TASK REQUIREMENTS. Could you retype all of the entries exactly, without their pictures?

DATA SECTION.
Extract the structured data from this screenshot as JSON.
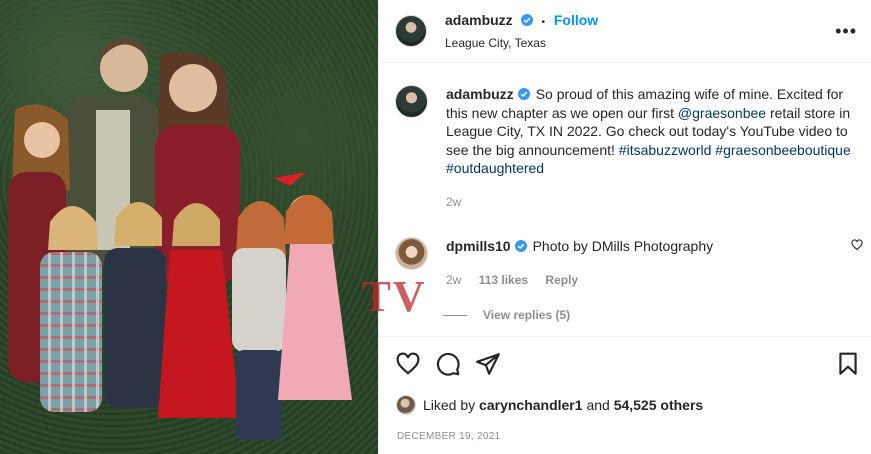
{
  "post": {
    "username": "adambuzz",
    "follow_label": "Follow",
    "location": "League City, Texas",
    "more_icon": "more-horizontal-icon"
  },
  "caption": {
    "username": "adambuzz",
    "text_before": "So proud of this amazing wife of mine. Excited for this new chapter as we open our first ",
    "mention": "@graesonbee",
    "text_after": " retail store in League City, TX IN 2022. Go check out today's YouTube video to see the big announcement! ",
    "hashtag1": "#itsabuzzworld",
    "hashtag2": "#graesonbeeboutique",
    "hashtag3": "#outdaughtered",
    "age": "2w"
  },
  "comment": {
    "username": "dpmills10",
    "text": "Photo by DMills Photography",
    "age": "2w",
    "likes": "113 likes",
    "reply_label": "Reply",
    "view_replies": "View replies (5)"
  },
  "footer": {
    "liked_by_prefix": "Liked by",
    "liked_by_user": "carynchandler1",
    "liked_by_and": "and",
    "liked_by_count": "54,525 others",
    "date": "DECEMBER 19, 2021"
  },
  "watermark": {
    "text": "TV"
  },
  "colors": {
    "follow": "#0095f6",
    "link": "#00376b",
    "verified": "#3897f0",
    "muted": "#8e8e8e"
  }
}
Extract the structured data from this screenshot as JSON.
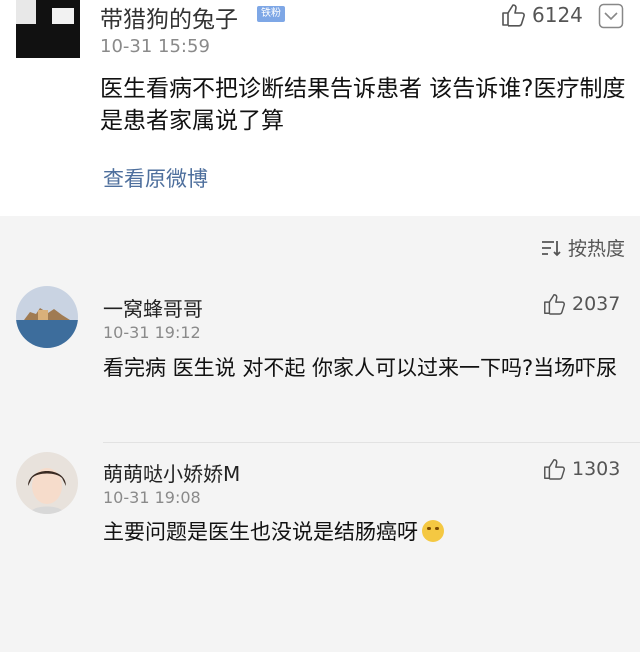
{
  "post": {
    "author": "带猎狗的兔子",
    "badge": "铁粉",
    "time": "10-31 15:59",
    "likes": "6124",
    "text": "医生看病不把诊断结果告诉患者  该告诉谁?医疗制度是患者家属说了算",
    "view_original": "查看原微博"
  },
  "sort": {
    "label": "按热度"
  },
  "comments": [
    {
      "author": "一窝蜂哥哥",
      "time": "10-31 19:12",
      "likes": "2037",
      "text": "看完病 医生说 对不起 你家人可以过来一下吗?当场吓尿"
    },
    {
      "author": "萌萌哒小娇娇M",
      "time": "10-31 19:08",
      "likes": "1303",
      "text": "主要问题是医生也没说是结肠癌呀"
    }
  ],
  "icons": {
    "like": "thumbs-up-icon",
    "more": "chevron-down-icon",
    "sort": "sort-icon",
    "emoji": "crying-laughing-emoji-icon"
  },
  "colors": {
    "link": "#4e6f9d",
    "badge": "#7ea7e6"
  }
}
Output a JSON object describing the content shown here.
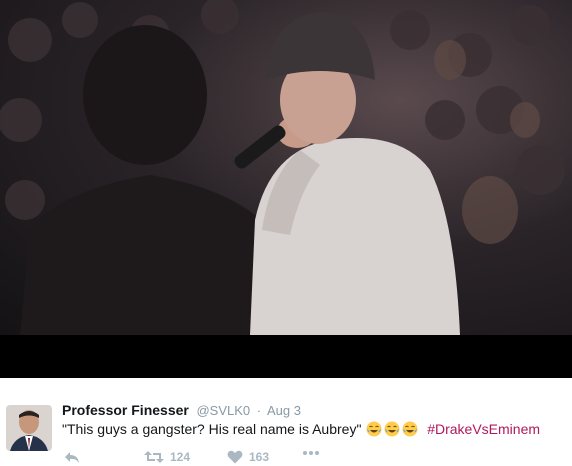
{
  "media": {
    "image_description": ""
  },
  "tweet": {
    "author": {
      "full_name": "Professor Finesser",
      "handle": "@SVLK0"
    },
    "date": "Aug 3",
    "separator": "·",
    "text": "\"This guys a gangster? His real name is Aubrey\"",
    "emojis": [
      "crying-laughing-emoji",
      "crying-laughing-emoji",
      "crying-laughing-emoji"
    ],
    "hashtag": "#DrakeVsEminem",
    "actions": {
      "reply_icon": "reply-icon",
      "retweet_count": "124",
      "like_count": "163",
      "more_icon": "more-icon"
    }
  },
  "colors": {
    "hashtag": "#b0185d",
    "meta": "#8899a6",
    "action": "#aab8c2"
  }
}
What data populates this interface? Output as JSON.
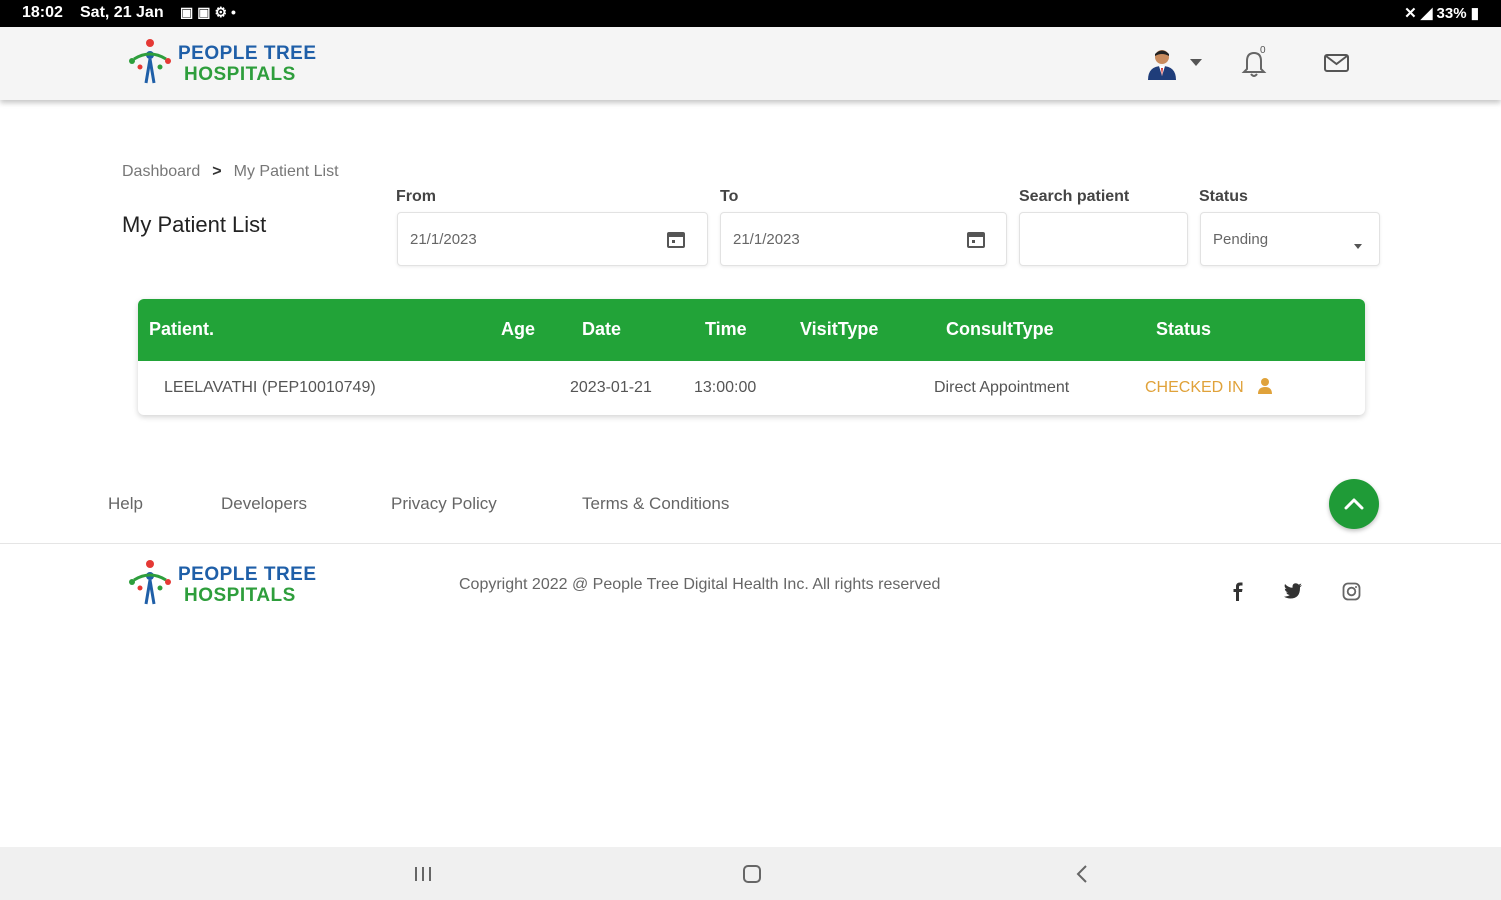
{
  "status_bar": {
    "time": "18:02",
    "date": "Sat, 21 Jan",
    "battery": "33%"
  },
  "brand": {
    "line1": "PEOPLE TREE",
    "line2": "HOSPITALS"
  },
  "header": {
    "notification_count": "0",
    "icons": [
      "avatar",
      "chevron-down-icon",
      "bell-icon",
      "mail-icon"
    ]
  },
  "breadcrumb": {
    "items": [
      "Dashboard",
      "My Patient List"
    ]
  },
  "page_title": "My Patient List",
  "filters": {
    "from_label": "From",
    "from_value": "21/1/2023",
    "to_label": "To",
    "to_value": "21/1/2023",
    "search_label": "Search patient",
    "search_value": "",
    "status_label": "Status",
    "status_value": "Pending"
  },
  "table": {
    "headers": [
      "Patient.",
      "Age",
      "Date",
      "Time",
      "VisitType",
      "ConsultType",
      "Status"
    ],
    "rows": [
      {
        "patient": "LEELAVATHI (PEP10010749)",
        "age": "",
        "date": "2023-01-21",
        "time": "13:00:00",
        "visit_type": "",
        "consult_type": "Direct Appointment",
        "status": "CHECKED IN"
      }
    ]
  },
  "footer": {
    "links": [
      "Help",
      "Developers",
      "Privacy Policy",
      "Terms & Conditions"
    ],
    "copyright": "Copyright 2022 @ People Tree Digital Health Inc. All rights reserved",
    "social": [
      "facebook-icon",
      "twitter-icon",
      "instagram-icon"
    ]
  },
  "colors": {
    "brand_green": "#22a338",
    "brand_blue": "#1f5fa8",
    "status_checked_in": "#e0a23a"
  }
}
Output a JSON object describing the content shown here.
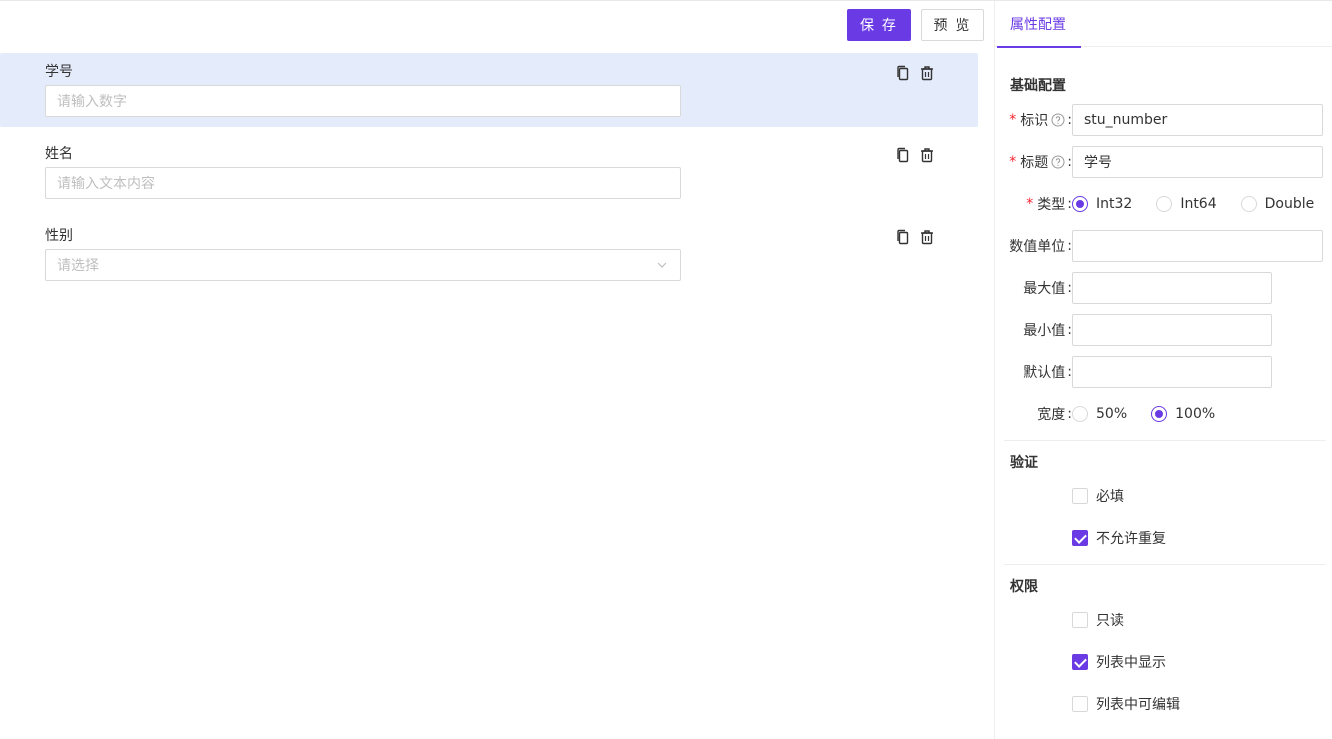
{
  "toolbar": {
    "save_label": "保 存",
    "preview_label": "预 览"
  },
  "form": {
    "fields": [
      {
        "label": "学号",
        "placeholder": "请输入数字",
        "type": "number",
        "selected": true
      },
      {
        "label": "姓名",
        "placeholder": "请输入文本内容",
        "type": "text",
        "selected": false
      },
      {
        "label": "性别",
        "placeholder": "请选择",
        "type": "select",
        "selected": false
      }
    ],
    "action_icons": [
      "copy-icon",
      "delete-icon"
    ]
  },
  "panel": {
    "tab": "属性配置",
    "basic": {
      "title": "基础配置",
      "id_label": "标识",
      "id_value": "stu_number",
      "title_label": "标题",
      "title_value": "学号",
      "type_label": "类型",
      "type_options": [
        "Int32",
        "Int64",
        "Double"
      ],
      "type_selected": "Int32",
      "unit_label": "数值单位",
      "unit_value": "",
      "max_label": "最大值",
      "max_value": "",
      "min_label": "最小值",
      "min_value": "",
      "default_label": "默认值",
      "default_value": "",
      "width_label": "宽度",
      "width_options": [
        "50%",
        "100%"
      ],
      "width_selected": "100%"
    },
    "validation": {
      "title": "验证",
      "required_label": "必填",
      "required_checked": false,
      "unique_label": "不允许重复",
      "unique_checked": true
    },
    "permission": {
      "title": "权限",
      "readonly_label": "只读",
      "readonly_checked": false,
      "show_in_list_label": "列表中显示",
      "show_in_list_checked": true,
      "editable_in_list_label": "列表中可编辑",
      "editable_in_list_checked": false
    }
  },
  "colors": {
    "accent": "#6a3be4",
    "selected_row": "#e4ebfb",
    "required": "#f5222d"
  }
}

ANSWER TO THIS PROBLEM.
Extract the structured data from this screenshot as JSON.
{
  "post": {
    "username": "adambuzz",
    "follow_label": "Follow",
    "location": "League City, Texas",
    "more_icon": "more-horizontal-icon"
  },
  "caption": {
    "username": "adambuzz",
    "text_before": "So proud of this amazing wife of mine. Excited for this new chapter as we open our first ",
    "mention": "@graesonbee",
    "text_after": " retail store in League City, TX IN 2022. Go check out today's YouTube video to see the big announcement! ",
    "hashtag1": "#itsabuzzworld",
    "hashtag2": "#graesonbeeboutique",
    "hashtag3": "#outdaughtered",
    "age": "2w"
  },
  "comment": {
    "username": "dpmills10",
    "text": "Photo by DMills Photography",
    "age": "2w",
    "likes": "113 likes",
    "reply_label": "Reply",
    "view_replies": "View replies (5)"
  },
  "footer": {
    "liked_by_prefix": "Liked by",
    "liked_by_user": "carynchandler1",
    "liked_by_and": "and",
    "liked_by_count": "54,525 others",
    "date": "DECEMBER 19, 2021"
  },
  "watermark": {
    "text": "TV"
  },
  "colors": {
    "follow": "#0095f6",
    "link": "#00376b",
    "verified": "#3897f0",
    "muted": "#8e8e8e"
  }
}
Extract the structured data from this screenshot as JSON.
{
  "post": {
    "author": "带猎狗的兔子",
    "badge": "铁粉",
    "time": "10-31 15:59",
    "likes": "6124",
    "text": "医生看病不把诊断结果告诉患者  该告诉谁?医疗制度是患者家属说了算",
    "view_original": "查看原微博"
  },
  "sort": {
    "label": "按热度"
  },
  "comments": [
    {
      "author": "一窝蜂哥哥",
      "time": "10-31 19:12",
      "likes": "2037",
      "text": "看完病 医生说 对不起 你家人可以过来一下吗?当场吓尿"
    },
    {
      "author": "萌萌哒小娇娇M",
      "time": "10-31 19:08",
      "likes": "1303",
      "text": "主要问题是医生也没说是结肠癌呀"
    }
  ],
  "icons": {
    "like": "thumbs-up-icon",
    "more": "chevron-down-icon",
    "sort": "sort-icon",
    "emoji": "crying-laughing-emoji-icon"
  },
  "colors": {
    "link": "#4e6f9d",
    "badge": "#7ea7e6"
  }
}
Output a JSON object describing the content shown here.
{
  "media": {
    "image_description": ""
  },
  "tweet": {
    "author": {
      "full_name": "Professor Finesser",
      "handle": "@SVLK0"
    },
    "date": "Aug 3",
    "separator": "·",
    "text": "\"This guys a gangster? His real name is Aubrey\"",
    "emojis": [
      "crying-laughing-emoji",
      "crying-laughing-emoji",
      "crying-laughing-emoji"
    ],
    "hashtag": "#DrakeVsEminem",
    "actions": {
      "reply_icon": "reply-icon",
      "retweet_count": "124",
      "like_count": "163",
      "more_icon": "more-icon"
    }
  },
  "colors": {
    "hashtag": "#b0185d",
    "meta": "#8899a6",
    "action": "#aab8c2"
  }
}
What data populates this interface? Output as JSON.
{
  "status_bar": {
    "time": "18:02",
    "date": "Sat, 21 Jan",
    "battery": "33%"
  },
  "brand": {
    "line1": "PEOPLE TREE",
    "line2": "HOSPITALS"
  },
  "header": {
    "notification_count": "0",
    "icons": [
      "avatar",
      "chevron-down-icon",
      "bell-icon",
      "mail-icon"
    ]
  },
  "breadcrumb": {
    "items": [
      "Dashboard",
      "My Patient List"
    ]
  },
  "page_title": "My Patient List",
  "filters": {
    "from_label": "From",
    "from_value": "21/1/2023",
    "to_label": "To",
    "to_value": "21/1/2023",
    "search_label": "Search patient",
    "search_value": "",
    "status_label": "Status",
    "status_value": "Pending"
  },
  "table": {
    "headers": [
      "Patient.",
      "Age",
      "Date",
      "Time",
      "VisitType",
      "ConsultType",
      "Status"
    ],
    "rows": [
      {
        "patient": "LEELAVATHI (PEP10010749)",
        "age": "",
        "date": "2023-01-21",
        "time": "13:00:00",
        "visit_type": "",
        "consult_type": "Direct Appointment",
        "status": "CHECKED IN"
      }
    ]
  },
  "footer": {
    "links": [
      "Help",
      "Developers",
      "Privacy Policy",
      "Terms & Conditions"
    ],
    "copyright": "Copyright 2022 @ People Tree Digital Health Inc. All rights reserved",
    "social": [
      "facebook-icon",
      "twitter-icon",
      "instagram-icon"
    ]
  },
  "colors": {
    "brand_green": "#22a338",
    "brand_blue": "#1f5fa8",
    "status_checked_in": "#e0a23a"
  }
}
Output a JSON object describing the content shown here.
{
  "toolbar": {
    "save_label": "保 存",
    "preview_label": "预 览"
  },
  "form": {
    "fields": [
      {
        "label": "学号",
        "placeholder": "请输入数字",
        "type": "number",
        "selected": true
      },
      {
        "label": "姓名",
        "placeholder": "请输入文本内容",
        "type": "text",
        "selected": false
      },
      {
        "label": "性别",
        "placeholder": "请选择",
        "type": "select",
        "selected": false
      }
    ],
    "action_icons": [
      "copy-icon",
      "delete-icon"
    ]
  },
  "panel": {
    "tab": "属性配置",
    "basic": {
      "title": "基础配置",
      "id_label": "标识",
      "id_value": "stu_number",
      "title_label": "标题",
      "title_value": "学号",
      "type_label": "类型",
      "type_options": [
        "Int32",
        "Int64",
        "Double"
      ],
      "type_selected": "Int32",
      "unit_label": "数值单位",
      "unit_value": "",
      "max_label": "最大值",
      "max_value": "",
      "min_label": "最小值",
      "min_value": "",
      "default_label": "默认值",
      "default_value": "",
      "width_label": "宽度",
      "width_options": [
        "50%",
        "100%"
      ],
      "width_selected": "100%"
    },
    "validation": {
      "title": "验证",
      "required_label": "必填",
      "required_checked": false,
      "unique_label": "不允许重复",
      "unique_checked": true
    },
    "permission": {
      "title": "权限",
      "readonly_label": "只读",
      "readonly_checked": false,
      "show_in_list_label": "列表中显示",
      "show_in_list_checked": true,
      "editable_in_list_label": "列表中可编辑",
      "editable_in_list_checked": false
    }
  },
  "colors": {
    "accent": "#6a3be4",
    "selected_row": "#e4ebfb",
    "required": "#f5222d"
  }
}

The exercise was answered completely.